What you are asked to do — Scan the data below for the string "Shapes". Copy every line where it appears.

========================================

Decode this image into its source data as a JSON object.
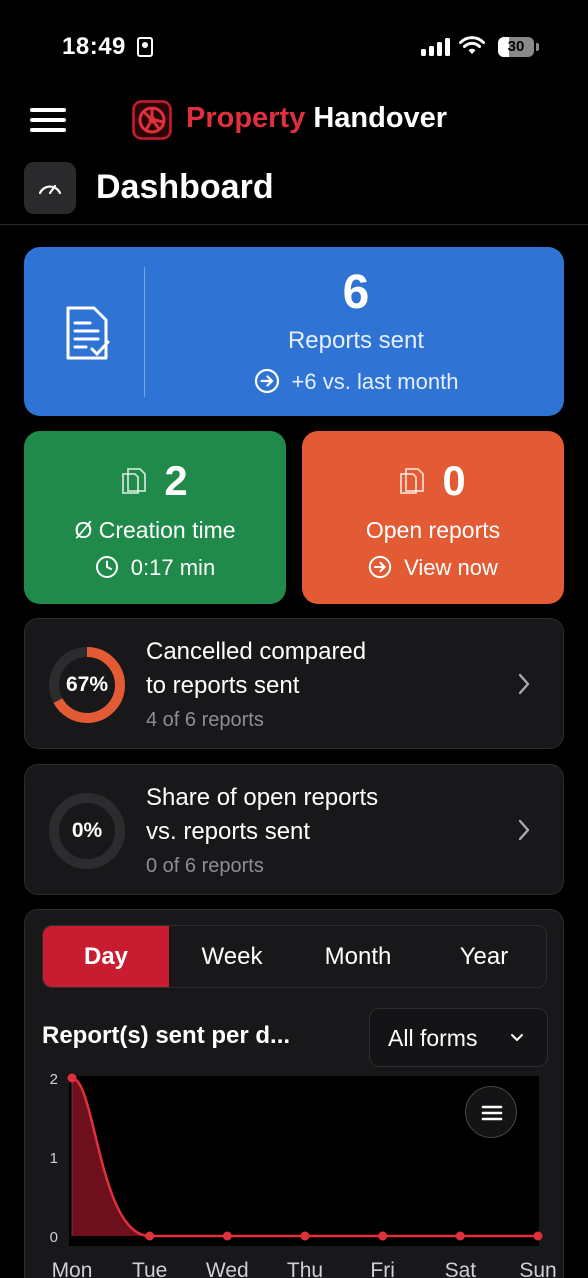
{
  "status_bar": {
    "time": "18:49",
    "battery": "30",
    "battery_level": 0.3
  },
  "header": {
    "brand_red": "Property",
    "brand_white": "Handover",
    "page_title": "Dashboard"
  },
  "reports_sent": {
    "value": "6",
    "label": "Reports sent",
    "trend": "+6 vs. last month"
  },
  "creation_time": {
    "value": "2",
    "label": "Ø Creation time",
    "time": "0:17 min"
  },
  "open_reports": {
    "value": "0",
    "label": "Open reports",
    "action": "View now"
  },
  "cancelled": {
    "percent_label": "67%",
    "percent": 0.67,
    "title_line1": "Cancelled compared",
    "title_line2": "to reports sent",
    "sub": "4 of 6 reports"
  },
  "open_share": {
    "percent_label": "0%",
    "percent": 0,
    "title_line1": "Share of open reports",
    "title_line2": "vs. reports sent",
    "sub": "0 of 6 reports"
  },
  "tabs": [
    "Day",
    "Week",
    "Month",
    "Year"
  ],
  "active_tab": "Day",
  "chart_panel": {
    "title": "Report(s) sent per d...",
    "filter": "All forms"
  },
  "colors": {
    "brand_red": "#e0303c",
    "blue_card": "#2f74d5",
    "green_card": "#1f8a4a",
    "orange_card": "#e35b35",
    "ring_cancelled": "#e35b35",
    "line": "#e0303c"
  },
  "chart_data": {
    "type": "area",
    "categories": [
      "Mon",
      "Tue",
      "Wed",
      "Thu",
      "Fri",
      "Sat",
      "Sun"
    ],
    "values": [
      2,
      0,
      0,
      0,
      0,
      0,
      0
    ],
    "yticks": [
      "0",
      "1",
      "2"
    ],
    "ylim": [
      0,
      2
    ],
    "title": "Report(s) sent per d...",
    "xlabel": "",
    "ylabel": ""
  }
}
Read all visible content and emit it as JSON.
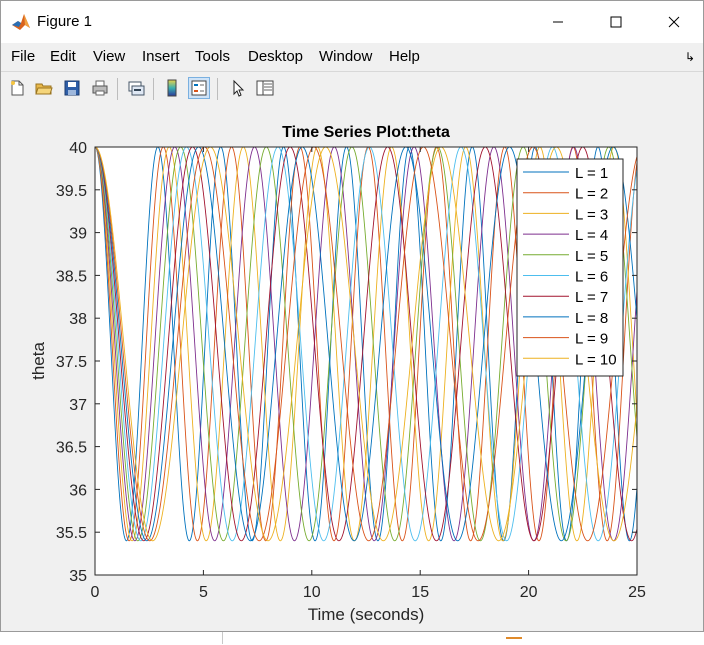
{
  "window": {
    "title": "Figure 1",
    "app_icon": "matlab-icon",
    "controls": [
      "minimize-icon",
      "maximize-icon",
      "close-icon"
    ]
  },
  "menu": {
    "items": [
      "File",
      "Edit",
      "View",
      "Insert",
      "Tools",
      "Desktop",
      "Window",
      "Help"
    ],
    "dock_icon": "dock-arrow-icon"
  },
  "toolbar": {
    "buttons": [
      {
        "name": "new-figure-icon",
        "active": false
      },
      {
        "name": "open-file-icon",
        "active": false
      },
      {
        "name": "save-figure-icon",
        "active": false
      },
      {
        "name": "print-figure-icon",
        "active": false
      },
      {
        "name": "link-plot-icon",
        "active": false
      },
      {
        "name": "insert-colorbar-icon",
        "active": false
      },
      {
        "name": "insert-legend-icon",
        "active": true
      },
      {
        "name": "edit-plot-icon",
        "active": false
      },
      {
        "name": "property-inspector-icon",
        "active": false
      }
    ]
  },
  "chart_data": {
    "type": "line",
    "title": "Time Series Plot:theta",
    "xlabel": "Time (seconds)",
    "ylabel": "theta",
    "xlim": [
      0,
      25
    ],
    "ylim": [
      35,
      40
    ],
    "xticks": [
      0,
      5,
      10,
      15,
      20,
      25
    ],
    "xtick_labels": [
      "0",
      "5",
      "10",
      "15",
      "20",
      "25"
    ],
    "yticks": [
      35,
      35.5,
      36,
      36.5,
      37,
      37.5,
      38,
      38.5,
      39,
      39.5,
      40
    ],
    "ytick_labels": [
      "35",
      "35.5",
      "36",
      "36.5",
      "37",
      "37.5",
      "38",
      "38.5",
      "39",
      "39.5",
      "40"
    ],
    "grid": false,
    "legend_position": "top-right",
    "y_max": 40,
    "y_min": 35.4,
    "series": [
      {
        "name": "L = 1",
        "color": "#0072BD",
        "period": 2.9
      },
      {
        "name": "L = 2",
        "color": "#D95319",
        "period": 3.15
      },
      {
        "name": "L = 3",
        "color": "#EDB120",
        "period": 3.42
      },
      {
        "name": "L = 4",
        "color": "#7E2F8E",
        "period": 3.68
      },
      {
        "name": "L = 5",
        "color": "#77AC30",
        "period": 3.95
      },
      {
        "name": "L = 6",
        "color": "#4DBEEE",
        "period": 4.22
      },
      {
        "name": "L = 7",
        "color": "#A2142F",
        "period": 4.5
      },
      {
        "name": "L = 8",
        "color": "#0072BD",
        "period": 4.78
      },
      {
        "name": "L = 9",
        "color": "#D95319",
        "period": 5.05
      },
      {
        "name": "L = 10",
        "color": "#EDB120",
        "period": 5.32
      }
    ]
  }
}
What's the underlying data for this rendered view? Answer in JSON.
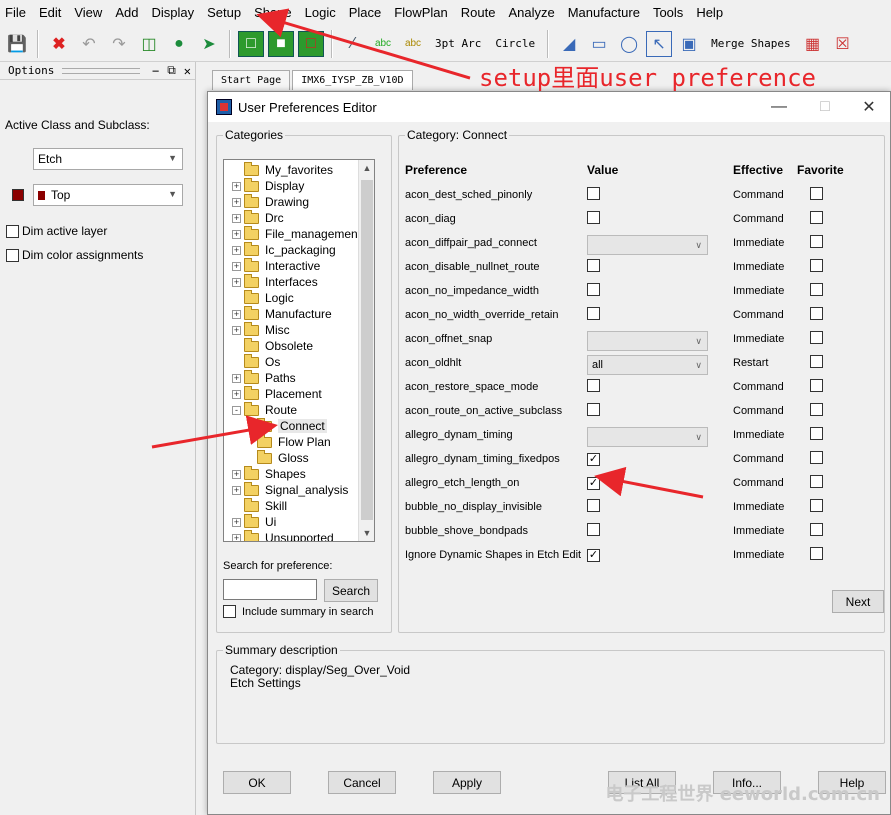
{
  "menubar": [
    "File",
    "Edit",
    "View",
    "Add",
    "Display",
    "Setup",
    "Shape",
    "Logic",
    "Place",
    "FlowPlan",
    "Route",
    "Analyze",
    "Manufacture",
    "Tools",
    "Help"
  ],
  "toolbar": {
    "text_3pt_arc": "3pt Arc",
    "text_circle": "Circle",
    "text_merge_shapes": "Merge Shapes"
  },
  "options_panel": {
    "title": "Options",
    "active_class_label": "Active Class and Subclass:",
    "class_value": "Etch",
    "subclass_value": "Top",
    "dim_active_layer": "Dim active layer",
    "dim_color_assignments": "Dim color assignments"
  },
  "tabs": [
    "Start Page",
    "IMX6_IYSP_ZB_V10D"
  ],
  "dialog": {
    "title": "User Preferences Editor",
    "categories_label": "Categories",
    "category_label": "Category:  Connect",
    "tree": [
      {
        "label": "My_favorites",
        "expander": ""
      },
      {
        "label": "Display",
        "expander": "+"
      },
      {
        "label": "Drawing",
        "expander": "+"
      },
      {
        "label": "Drc",
        "expander": "+"
      },
      {
        "label": "File_management",
        "expander": "+"
      },
      {
        "label": "Ic_packaging",
        "expander": "+"
      },
      {
        "label": "Interactive",
        "expander": "+"
      },
      {
        "label": "Interfaces",
        "expander": "+"
      },
      {
        "label": "Logic",
        "expander": ""
      },
      {
        "label": "Manufacture",
        "expander": "+"
      },
      {
        "label": "Misc",
        "expander": "+"
      },
      {
        "label": "Obsolete",
        "expander": ""
      },
      {
        "label": "Os",
        "expander": ""
      },
      {
        "label": "Paths",
        "expander": "+"
      },
      {
        "label": "Placement",
        "expander": "+"
      },
      {
        "label": "Route",
        "expander": "-"
      },
      {
        "label": "Connect",
        "expander": "child",
        "selected": true
      },
      {
        "label": "Flow Plan",
        "expander": "child"
      },
      {
        "label": "Gloss",
        "expander": "child"
      },
      {
        "label": "Shapes",
        "expander": "+"
      },
      {
        "label": "Signal_analysis",
        "expander": "+"
      },
      {
        "label": "Skill",
        "expander": ""
      },
      {
        "label": "Ui",
        "expander": "+"
      },
      {
        "label": "Unsupported",
        "expander": "+"
      }
    ],
    "search_label": "Search for preference:",
    "search_button": "Search",
    "include_summary": "Include summary in search",
    "headers": {
      "pref": "Preference",
      "value": "Value",
      "effective": "Effective",
      "favorite": "Favorite"
    },
    "prefs": [
      {
        "name": "acon_dest_sched_pinonly",
        "type": "check",
        "checked": false,
        "effective": "Command"
      },
      {
        "name": "acon_diag",
        "type": "check",
        "checked": false,
        "effective": "Command"
      },
      {
        "name": "acon_diffpair_pad_connect",
        "type": "combo",
        "value": "",
        "effective": "Immediate"
      },
      {
        "name": "acon_disable_nullnet_route",
        "type": "check",
        "checked": false,
        "effective": "Immediate"
      },
      {
        "name": "acon_no_impedance_width",
        "type": "check",
        "checked": false,
        "effective": "Immediate"
      },
      {
        "name": "acon_no_width_override_retain",
        "type": "check",
        "checked": false,
        "effective": "Command"
      },
      {
        "name": "acon_offnet_snap",
        "type": "combo",
        "value": "",
        "effective": "Immediate"
      },
      {
        "name": "acon_oldhlt",
        "type": "combo",
        "value": "all",
        "effective": "Restart"
      },
      {
        "name": "acon_restore_space_mode",
        "type": "check",
        "checked": false,
        "effective": "Command"
      },
      {
        "name": "acon_route_on_active_subclass",
        "type": "check",
        "checked": false,
        "effective": "Command"
      },
      {
        "name": "allegro_dynam_timing",
        "type": "combo",
        "value": "",
        "effective": "Immediate"
      },
      {
        "name": "allegro_dynam_timing_fixedpos",
        "type": "check",
        "checked": true,
        "effective": "Command"
      },
      {
        "name": "allegro_etch_length_on",
        "type": "check",
        "checked": true,
        "effective": "Command"
      },
      {
        "name": "bubble_no_display_invisible",
        "type": "check",
        "checked": false,
        "effective": "Immediate"
      },
      {
        "name": "bubble_shove_bondpads",
        "type": "check",
        "checked": false,
        "effective": "Immediate"
      },
      {
        "name": "Ignore Dynamic Shapes in Etch Edit",
        "type": "check",
        "checked": true,
        "effective": "Immediate"
      }
    ],
    "next_button": "Next",
    "summary_label": "Summary description",
    "summary_line1": "Category: display/Seg_Over_Void",
    "summary_line2": "Etch Settings",
    "buttons": {
      "ok": "OK",
      "cancel": "Cancel",
      "apply": "Apply",
      "list_all": "List All",
      "info": "Info...",
      "help": "Help"
    }
  },
  "annotation": "setup里面user preference",
  "watermark": "电子工程世界 eeworld.com.cn",
  "colors": {
    "annotation_red": "#e8262b",
    "subclass_swatch": "#8b0000"
  }
}
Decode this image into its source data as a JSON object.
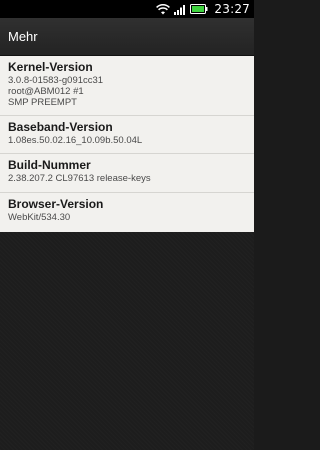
{
  "status_bar": {
    "time": "23:27",
    "icons": [
      "wifi-icon",
      "signal-icon",
      "battery-icon"
    ]
  },
  "title_bar": {
    "title": "Mehr"
  },
  "info": {
    "kernel": {
      "title": "Kernel-Version",
      "lines": [
        "3.0.8-01583-g091cc31",
        "root@ABM012 #1",
        "SMP PREEMPT"
      ]
    },
    "baseband": {
      "title": "Baseband-Version",
      "value": "1.08es.50.02.16_10.09b.50.04L"
    },
    "build": {
      "title": "Build-Nummer",
      "value": "2.38.207.2 CL97613 release-keys"
    },
    "browser": {
      "title": "Browser-Version",
      "value": "WebKit/534.30"
    }
  },
  "colors": {
    "battery": "#3fd33f",
    "background": "#1d1d1d",
    "list_background": "#f2f1ee"
  }
}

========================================

Reply to the task —
    "text_merge_shapes": "Merge Shapes"
        "label": "Shapes",
        "name": "Ignore Dynamic Shapes in Etch Edit",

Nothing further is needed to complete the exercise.